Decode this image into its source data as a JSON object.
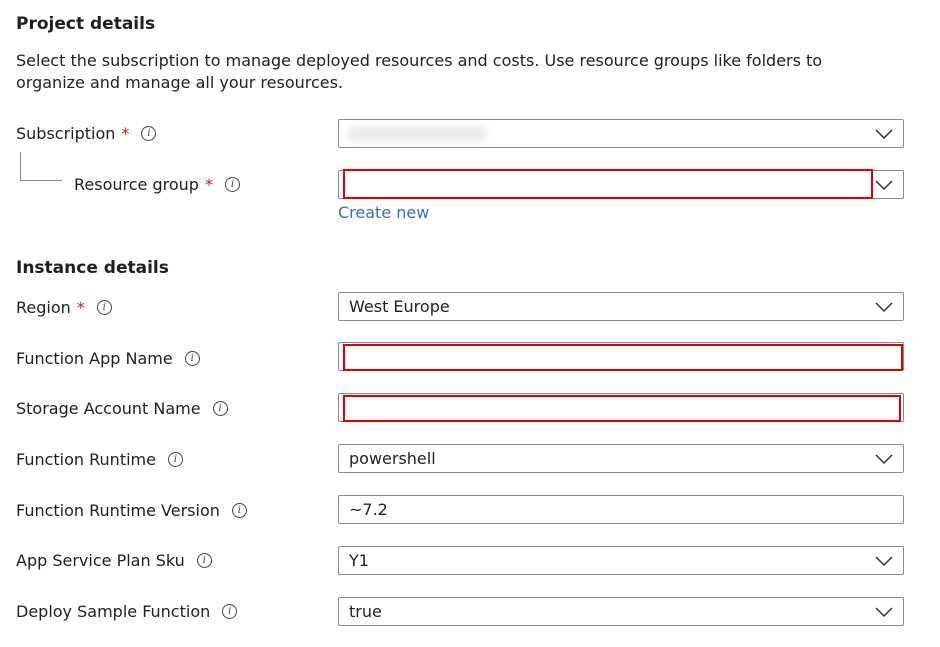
{
  "project": {
    "heading": "Project details",
    "description": "Select the subscription to manage deployed resources and costs. Use resource groups like folders to organize and manage all your resources."
  },
  "subscription": {
    "label": "Subscription",
    "required_mark": "*",
    "value": ""
  },
  "resource_group": {
    "label": "Resource group",
    "required_mark": "*",
    "value": "",
    "create_new": "Create new"
  },
  "instance": {
    "heading": "Instance details"
  },
  "fields": {
    "region": {
      "label": "Region",
      "required_mark": "*",
      "value": "West Europe"
    },
    "function_app_name": {
      "label": "Function App Name",
      "value": ""
    },
    "storage_account_name": {
      "label": "Storage Account Name",
      "value": ""
    },
    "function_runtime": {
      "label": "Function Runtime",
      "value": "powershell"
    },
    "function_runtime_version": {
      "label": "Function Runtime Version",
      "value": "~7.2"
    },
    "app_service_plan_sku": {
      "label": "App Service Plan Sku",
      "value": "Y1"
    },
    "deploy_sample_function": {
      "label": "Deploy Sample Function",
      "value": "true"
    }
  },
  "icons": {
    "info": "info-icon",
    "dropdown": "chevron-down-icon"
  },
  "colors": {
    "required": "#a4262c",
    "highlight": "#e00000",
    "link": "#3a6cc0",
    "border": "#8a8a8a"
  }
}
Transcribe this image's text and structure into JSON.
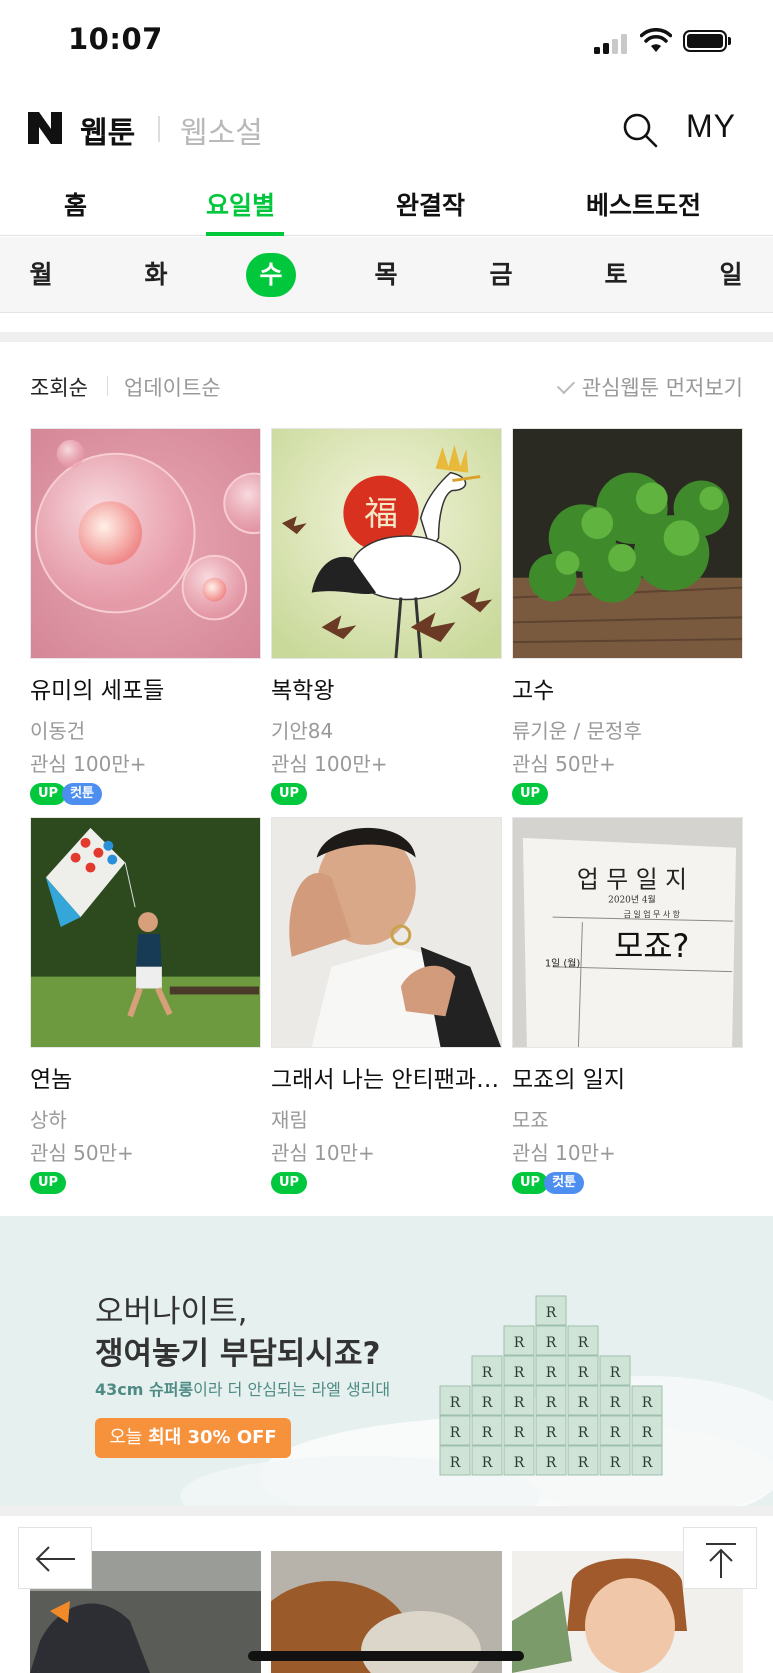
{
  "status": {
    "time": "10:07"
  },
  "header": {
    "title": "웹툰",
    "alt": "웹소설",
    "my": "MY"
  },
  "main_tabs": [
    {
      "label": "홈"
    },
    {
      "label": "요일별",
      "active": true
    },
    {
      "label": "완결작"
    },
    {
      "label": "베스트도전"
    }
  ],
  "days": [
    "월",
    "화",
    "수",
    "목",
    "금",
    "토",
    "일"
  ],
  "active_day": "수",
  "sort": {
    "views": "조회순",
    "updated": "업데이트순",
    "fav_first": "관심웹툰 먼저보기"
  },
  "webtoons": [
    {
      "title": "유미의 세포들",
      "author": "이동건",
      "fav": "관심 100만+",
      "badges": [
        "UP",
        "컷툰"
      ],
      "thumb": "cells"
    },
    {
      "title": "복학왕",
      "author": "기안84",
      "fav": "관심 100만+",
      "badges": [
        "UP"
      ],
      "thumb": "crane"
    },
    {
      "title": "고수",
      "author": "류기운 / 문정후",
      "fav": "관심 50만+",
      "badges": [
        "UP"
      ],
      "thumb": "coriander"
    },
    {
      "title": "연놈",
      "author": "상하",
      "fav": "관심 50만+",
      "badges": [
        "UP"
      ],
      "thumb": "kite"
    },
    {
      "title": "그래서 나는 안티팬과 결혼했다",
      "author": "재림",
      "fav": "관심 10만+",
      "badges": [
        "UP"
      ],
      "thumb": "man"
    },
    {
      "title": "모죠의 일지",
      "author": "모죠",
      "fav": "관심 10만+",
      "badges": [
        "UP",
        "컷툰"
      ],
      "thumb": "diary"
    }
  ],
  "diary_text": {
    "title": "업 무 일 지",
    "date": "2020년 4월",
    "sub": "금 일 업 무 사 항",
    "day": "1일 (월)",
    "body": "모죠?"
  },
  "ad": {
    "line1": "오버나이트,",
    "line2": "쟁여놓기 부담되시죠?",
    "line3_highlight": "43cm 슈퍼롱",
    "line3_rest": "이라 더 안심되는 라엘 생리대",
    "cta_prefix": "오늘 ",
    "cta_bold": "최대 30% OFF",
    "product_letter": "R"
  },
  "colors": {
    "accent": "#00c73c",
    "cut_badge": "#4d8ff0",
    "ad_cta": "#f7923c"
  },
  "icons": [
    "search-icon",
    "back-arrow-icon",
    "scroll-top-icon",
    "wifi-icon",
    "battery-icon",
    "signal-icon"
  ]
}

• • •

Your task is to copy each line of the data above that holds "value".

    "value": ""
    "value": "",
      "value": "West Europe"
      "value": ""
      "value": ""
      "value": "powershell"
      "value": "~7.2"
      "value": "Y1"
      "value": "true"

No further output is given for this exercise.